The main essence of a trademark is its ability to distinguish the goods and services of one person from the other. A trademark could be made up of a word, a logo, a combination of these two, a slogan, a color…anything that could be able to clearly distinguish the goods originating from a certain company. A trademark could be naturally distinctive, because of its uniqueness, different and can simply catch the minds of the consumers in relation to the origin of the goods and services. On the other hand, a trademark could be distinctive, because, it acquired its distinctiveness over many years of usage on the relevant market and the consumers tend to create an association between the trademark and the goods. Needless to say, a naturally distinctive trademark can go wild and become generic and descriptive to the point that the products will be named after it. In this case, the mark will be easily circumvented and become vulnerable to unfair competition.
When it comes to a color trademark, it might lack distinctiveness to give protection to an entire color for a single entity. It shall not be justifiably claimed, that one party has exclusive rights to any depiction of a single color. However, when it appears that the use of that color, in the same exact manner that it has been used by another company for a justifiable period of time, it would certainly create confusion and deception on the consumer, as they will be forced to believe that the goods originate from the same undertaking. For instance, If we see the yellow color, used by the DHL courier service, they have established an acquired distinctiveness as a result of many years of usage, throughout the world. Whenever, one see a spinning yellow board across the road, they can easily identify the existence of a DHL office on that spot. This is not established because one is able to see the word mark DHL across the road, instead the color associated with the brand allows consumers to easily identify its services from the others.

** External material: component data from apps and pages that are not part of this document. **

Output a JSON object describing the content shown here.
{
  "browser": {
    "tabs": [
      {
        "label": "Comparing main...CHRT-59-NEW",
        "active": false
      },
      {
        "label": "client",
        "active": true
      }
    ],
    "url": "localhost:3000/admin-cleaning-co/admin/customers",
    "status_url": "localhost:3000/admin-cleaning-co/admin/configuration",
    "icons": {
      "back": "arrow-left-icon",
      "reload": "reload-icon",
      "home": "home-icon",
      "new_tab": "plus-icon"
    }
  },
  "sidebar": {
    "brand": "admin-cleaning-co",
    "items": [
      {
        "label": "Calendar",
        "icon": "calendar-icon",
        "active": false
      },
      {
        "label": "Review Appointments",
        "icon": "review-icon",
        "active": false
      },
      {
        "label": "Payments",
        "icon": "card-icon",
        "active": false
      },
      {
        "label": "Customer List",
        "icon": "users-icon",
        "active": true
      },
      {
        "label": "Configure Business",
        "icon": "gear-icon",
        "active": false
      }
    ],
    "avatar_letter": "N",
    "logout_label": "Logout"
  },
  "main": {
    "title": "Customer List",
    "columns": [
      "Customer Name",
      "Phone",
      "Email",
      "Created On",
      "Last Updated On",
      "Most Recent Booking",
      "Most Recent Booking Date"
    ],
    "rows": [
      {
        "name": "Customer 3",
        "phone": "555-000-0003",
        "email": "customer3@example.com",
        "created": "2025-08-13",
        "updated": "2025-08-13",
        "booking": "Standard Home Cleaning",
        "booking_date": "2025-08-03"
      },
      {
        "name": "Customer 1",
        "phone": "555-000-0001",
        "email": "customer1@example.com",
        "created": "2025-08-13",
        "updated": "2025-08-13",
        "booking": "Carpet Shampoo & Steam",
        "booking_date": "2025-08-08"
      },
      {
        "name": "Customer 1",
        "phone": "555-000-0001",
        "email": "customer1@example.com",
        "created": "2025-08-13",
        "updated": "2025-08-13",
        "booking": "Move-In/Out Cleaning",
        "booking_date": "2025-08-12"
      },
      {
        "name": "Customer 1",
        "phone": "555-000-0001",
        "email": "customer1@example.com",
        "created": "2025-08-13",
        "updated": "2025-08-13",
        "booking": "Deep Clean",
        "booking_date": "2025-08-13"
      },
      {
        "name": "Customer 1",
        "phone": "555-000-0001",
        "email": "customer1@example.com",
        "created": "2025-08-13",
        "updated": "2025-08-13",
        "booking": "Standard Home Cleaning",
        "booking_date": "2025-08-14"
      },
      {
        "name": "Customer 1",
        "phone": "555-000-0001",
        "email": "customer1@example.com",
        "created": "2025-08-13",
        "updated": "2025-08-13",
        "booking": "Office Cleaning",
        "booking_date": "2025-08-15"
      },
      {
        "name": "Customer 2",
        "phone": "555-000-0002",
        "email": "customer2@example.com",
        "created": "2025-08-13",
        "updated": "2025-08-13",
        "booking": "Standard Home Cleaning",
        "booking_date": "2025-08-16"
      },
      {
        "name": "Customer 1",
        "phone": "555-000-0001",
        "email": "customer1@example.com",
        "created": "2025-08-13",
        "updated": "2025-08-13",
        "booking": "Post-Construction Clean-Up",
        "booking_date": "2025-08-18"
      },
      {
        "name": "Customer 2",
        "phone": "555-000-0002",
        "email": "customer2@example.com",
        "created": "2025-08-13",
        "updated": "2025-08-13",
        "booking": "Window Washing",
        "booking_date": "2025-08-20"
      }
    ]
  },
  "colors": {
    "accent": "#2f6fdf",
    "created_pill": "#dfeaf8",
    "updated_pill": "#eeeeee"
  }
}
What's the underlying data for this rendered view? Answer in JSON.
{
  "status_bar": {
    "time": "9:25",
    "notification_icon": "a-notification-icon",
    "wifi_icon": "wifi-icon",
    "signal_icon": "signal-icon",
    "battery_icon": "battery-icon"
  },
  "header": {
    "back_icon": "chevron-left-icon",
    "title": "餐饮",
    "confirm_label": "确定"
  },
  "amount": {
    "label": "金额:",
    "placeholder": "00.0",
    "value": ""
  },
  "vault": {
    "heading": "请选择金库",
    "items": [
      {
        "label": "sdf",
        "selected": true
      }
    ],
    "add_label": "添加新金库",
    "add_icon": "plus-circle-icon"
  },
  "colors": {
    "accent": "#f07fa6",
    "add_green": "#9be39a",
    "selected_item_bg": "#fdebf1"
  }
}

Likewise, when it comes to Louboutin Shoes with red soles, the widely known red color affixed on the sole inarguably distinguishes its goods from other high hill shoe products. The Tokyo District court asserted that the red color has been commonly used on shoes to enhance the aesthetic appearance and attract consumers. In fact, red colored shoes is quite common as is for other colored shoes. What makes it distinguishable and capable of protection is the way the color is affixed on the products or the way it is associated with the product. One is considered as wearing the high end, fancy, Louboutin shoes when the color red is shown on the sole of the shoe. This reputation is generated as a result of many years of usage in the market. Trademark protection is meant to protect the reputation and goodwill of business persons engaged in the manufacturing and distribution of goods and services. Third parties will easily enjoy the reputation and goodwill of the business in the absence of trademark protection.
The stakes will be higher when it is a well-known brand such as Louboutin, as they have created an image on the consumers for the red color shoes to be considered as their brand. The Tokyo district court confirmed on its decision that the plaintiff used the trademark for two decades, but considers it to be insufficient for consideration as a well-known trademark. It is beyond surprising to see a single entity playing a dominant position in the market through its products for two long decades but this period is in-sufficient to get the status of a well-known trademark. Allowing other undertakings to use a similar trademark will harm the business interest of the plaintiff since the activities of the defendant is dishonest, misleading and deceptive. We hope the true owner and originator of the red color shoes will get protection for its brand identity through the appellate courts.
Written by Selamawit Alemayehu, Associate at Mehrteab Leul & Associates Law Office